Cloud delivery benefits
The cloud delivery-based approach benefits providers with many points of presence. Gartner highlighted a number of advantages of this approach, such as:
- There are limited endpoint functions like routing and path selection, with the rest delivered as a service from the cloud.
- Due to the thinner stack, functions can be provided via software without requiring dedicated hardware.
- New endpoints such as pop-up stores can be added quickly.
- Since SASE favors cloud-based delivery, vendors can add new services to the stack faster.
- Common policies are shared by branch offices and individual devices. The policies are also more consistent and can be managed through a cloud-based console from one vendor.
- The overall infrastructure is simpler and less expensive for an organization to manage.
- Emerging latency-sensitive apps, such as the IoT edge to edge, can be supported even if the endpoints have minimal local resources.
- Malware, decryption, and management is performed within SASE, and organizations can scale up or down based on their needs.
Agility is the biggest benefit SASE brings
These advantages are all true, but Gartner missed the biggest advantage, and that’s increased agility to accelerate business velocity. SASE makes security intrinsic in the network and, if architected correctly, organizations should not have to hold up the rollout of new apps and services while the security implications are being figured out. Instead, with security being “baked in,” companies can be as aggressive as they want and know the environment is secure. Speed is the new currency of business, and SASE lets companies move faster.
SASE is identify driven instead of location driven
In addition to being cloud native, SASE is identity driven instead of location driven. An identity is attached to every person, application, service, or device within an organization. The convergence of networking and security allows an identity to follow a person or device wherever they need access and makes the experience seamless for the user.
Think of this scenario: An employee working remotely on an unmanaged laptop needs to connect to Salesforce, which is hosted on its own cloud. Traditionally, an administrator would go through many steps to authenticate a user and connect them to a virtual private network (VPN). But with a single identity, a remote employee could access Salesforce or any other app seamlessly, regardless of their device, location, or network.
SASE addresses new security demands networks face from a variety of sources. The core capabilities of SASE include multifactor authentication and access to applications and services controlled by firewall policies. Therefore, users can only access authorized applications without entering the general network. SASE can also detect sensitive data and stop it from leaving the network by applying specific data loss prevention rules.
In the report, Gartner does caution that some vendors will attempt to satisfy customers by combining separate products together or by acquiring appliance-based point products that are then hosted in the cloud, which is likely to result in higher latency and poor performance. This shouldn’t be a surprise as this is how legacy vendors have attacked new markets in the past. Industry people often refer to this as “sheet metal” integration, where a vendor essentially tosses a number of capabilities into a single appliance and makes it looks integrated – but it’s not. Buyers need to ensure the vendor is delivering an integrated, cloud-native set of services to be delivered on demand. Organizations can begin transitioning to SASE with a WAN makeover and by gradually retiring their legacy network security appliance.
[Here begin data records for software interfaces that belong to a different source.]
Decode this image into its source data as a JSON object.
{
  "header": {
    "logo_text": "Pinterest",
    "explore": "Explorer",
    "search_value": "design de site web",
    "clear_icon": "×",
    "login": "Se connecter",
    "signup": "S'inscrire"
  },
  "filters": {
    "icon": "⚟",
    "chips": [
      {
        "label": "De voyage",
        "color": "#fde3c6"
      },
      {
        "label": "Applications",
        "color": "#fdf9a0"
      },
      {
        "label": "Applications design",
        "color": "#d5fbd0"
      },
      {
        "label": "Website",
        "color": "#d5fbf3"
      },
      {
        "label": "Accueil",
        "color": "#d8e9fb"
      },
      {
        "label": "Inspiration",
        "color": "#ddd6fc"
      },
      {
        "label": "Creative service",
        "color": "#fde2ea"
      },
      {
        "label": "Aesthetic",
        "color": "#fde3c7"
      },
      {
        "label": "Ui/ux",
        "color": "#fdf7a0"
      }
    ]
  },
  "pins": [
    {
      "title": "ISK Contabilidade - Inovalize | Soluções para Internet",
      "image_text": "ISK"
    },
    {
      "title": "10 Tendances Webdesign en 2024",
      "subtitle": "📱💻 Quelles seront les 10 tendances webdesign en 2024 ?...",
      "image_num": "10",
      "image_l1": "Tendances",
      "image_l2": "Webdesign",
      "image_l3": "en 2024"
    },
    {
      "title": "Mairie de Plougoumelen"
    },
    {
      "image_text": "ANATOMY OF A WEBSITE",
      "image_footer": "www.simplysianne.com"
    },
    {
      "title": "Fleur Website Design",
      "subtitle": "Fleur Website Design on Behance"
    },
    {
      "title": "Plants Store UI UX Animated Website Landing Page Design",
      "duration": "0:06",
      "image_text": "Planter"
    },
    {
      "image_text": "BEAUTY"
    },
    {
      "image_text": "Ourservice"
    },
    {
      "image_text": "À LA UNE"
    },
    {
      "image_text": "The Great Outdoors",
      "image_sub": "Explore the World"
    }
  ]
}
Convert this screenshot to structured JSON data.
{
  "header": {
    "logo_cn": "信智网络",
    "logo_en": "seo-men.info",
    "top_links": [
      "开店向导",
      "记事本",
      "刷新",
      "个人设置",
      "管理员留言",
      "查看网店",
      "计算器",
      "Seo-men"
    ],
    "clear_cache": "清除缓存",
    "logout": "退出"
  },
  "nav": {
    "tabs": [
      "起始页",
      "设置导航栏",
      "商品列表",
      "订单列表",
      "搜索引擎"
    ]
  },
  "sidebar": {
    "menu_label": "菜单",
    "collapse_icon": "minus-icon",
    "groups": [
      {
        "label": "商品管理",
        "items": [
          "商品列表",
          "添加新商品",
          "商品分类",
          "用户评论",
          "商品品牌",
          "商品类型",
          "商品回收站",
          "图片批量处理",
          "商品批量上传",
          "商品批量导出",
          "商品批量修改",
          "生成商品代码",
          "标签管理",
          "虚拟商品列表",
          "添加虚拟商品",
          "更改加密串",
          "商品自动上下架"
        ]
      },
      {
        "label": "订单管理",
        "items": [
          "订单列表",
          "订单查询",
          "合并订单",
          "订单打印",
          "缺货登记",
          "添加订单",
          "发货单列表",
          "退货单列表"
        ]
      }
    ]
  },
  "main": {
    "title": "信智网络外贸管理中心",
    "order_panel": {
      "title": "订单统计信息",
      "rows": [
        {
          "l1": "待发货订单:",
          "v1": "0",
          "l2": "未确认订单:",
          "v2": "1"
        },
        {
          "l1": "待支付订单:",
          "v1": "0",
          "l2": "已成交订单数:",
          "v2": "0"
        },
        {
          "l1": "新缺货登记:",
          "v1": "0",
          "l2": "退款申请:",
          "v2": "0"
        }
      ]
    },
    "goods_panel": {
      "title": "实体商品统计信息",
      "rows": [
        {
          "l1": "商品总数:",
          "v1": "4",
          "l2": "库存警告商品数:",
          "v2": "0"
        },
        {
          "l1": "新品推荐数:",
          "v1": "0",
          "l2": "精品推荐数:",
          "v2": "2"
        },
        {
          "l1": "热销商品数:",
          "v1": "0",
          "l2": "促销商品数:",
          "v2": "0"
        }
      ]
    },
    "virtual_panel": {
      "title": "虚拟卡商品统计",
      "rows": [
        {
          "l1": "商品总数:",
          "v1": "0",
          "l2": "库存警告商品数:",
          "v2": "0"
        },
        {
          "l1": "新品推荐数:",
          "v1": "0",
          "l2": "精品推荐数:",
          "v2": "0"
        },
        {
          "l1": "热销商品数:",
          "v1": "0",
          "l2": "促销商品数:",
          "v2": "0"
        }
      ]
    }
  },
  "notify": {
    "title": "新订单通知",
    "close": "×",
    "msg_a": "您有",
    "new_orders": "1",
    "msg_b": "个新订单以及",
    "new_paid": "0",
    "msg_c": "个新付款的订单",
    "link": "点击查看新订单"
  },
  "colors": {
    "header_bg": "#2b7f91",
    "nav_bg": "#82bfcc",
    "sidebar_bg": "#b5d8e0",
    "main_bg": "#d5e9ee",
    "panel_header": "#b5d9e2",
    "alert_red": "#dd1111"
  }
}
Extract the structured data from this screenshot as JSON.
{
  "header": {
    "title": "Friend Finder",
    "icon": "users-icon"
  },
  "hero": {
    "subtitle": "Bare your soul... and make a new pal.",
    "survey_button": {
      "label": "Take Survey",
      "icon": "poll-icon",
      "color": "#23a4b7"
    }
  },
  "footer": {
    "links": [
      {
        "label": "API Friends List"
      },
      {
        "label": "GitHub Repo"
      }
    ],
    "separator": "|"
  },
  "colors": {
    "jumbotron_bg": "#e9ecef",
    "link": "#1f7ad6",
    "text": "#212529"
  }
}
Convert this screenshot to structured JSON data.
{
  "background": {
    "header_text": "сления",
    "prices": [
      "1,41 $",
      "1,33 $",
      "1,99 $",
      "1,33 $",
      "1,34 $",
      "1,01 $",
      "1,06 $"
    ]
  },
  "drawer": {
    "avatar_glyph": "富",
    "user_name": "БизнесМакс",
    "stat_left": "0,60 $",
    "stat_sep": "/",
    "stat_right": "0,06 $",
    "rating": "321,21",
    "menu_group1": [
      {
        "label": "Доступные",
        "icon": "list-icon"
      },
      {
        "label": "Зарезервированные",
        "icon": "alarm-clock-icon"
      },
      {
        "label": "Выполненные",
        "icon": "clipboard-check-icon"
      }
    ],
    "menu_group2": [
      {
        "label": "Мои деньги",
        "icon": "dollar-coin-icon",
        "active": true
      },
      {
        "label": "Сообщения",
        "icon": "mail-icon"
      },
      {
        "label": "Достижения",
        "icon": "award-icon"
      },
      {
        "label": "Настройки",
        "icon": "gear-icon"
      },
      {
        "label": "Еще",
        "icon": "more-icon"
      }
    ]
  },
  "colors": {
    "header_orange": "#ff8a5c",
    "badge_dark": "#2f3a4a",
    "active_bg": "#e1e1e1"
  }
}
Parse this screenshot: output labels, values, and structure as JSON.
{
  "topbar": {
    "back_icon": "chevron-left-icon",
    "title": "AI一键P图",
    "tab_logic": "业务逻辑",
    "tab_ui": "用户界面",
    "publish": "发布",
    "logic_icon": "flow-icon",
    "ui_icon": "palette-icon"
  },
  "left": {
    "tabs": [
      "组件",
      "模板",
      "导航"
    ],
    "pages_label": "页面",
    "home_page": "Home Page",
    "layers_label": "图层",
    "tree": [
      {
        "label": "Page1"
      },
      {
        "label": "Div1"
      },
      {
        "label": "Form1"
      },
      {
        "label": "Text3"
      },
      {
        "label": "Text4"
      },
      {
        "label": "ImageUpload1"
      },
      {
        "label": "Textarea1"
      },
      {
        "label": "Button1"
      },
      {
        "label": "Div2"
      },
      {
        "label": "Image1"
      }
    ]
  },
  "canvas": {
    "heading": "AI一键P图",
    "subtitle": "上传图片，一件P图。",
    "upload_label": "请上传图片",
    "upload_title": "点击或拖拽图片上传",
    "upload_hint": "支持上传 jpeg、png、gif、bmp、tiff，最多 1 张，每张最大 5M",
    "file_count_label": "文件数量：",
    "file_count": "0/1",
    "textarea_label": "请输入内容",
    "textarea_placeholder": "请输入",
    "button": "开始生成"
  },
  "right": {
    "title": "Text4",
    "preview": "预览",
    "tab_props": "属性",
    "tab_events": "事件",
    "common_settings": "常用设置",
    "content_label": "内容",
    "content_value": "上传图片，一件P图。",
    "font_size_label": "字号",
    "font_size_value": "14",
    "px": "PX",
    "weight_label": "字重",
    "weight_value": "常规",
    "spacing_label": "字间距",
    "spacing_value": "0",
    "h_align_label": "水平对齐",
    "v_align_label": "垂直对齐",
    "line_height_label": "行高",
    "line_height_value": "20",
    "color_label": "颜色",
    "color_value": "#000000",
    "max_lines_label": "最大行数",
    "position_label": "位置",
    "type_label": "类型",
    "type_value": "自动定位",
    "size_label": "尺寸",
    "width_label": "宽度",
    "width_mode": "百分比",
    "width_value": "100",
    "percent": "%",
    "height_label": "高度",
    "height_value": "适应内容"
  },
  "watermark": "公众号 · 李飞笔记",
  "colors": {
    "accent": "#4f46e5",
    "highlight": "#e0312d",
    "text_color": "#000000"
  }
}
Zeus Kerravala is the founder and principal analyst with ZK Research.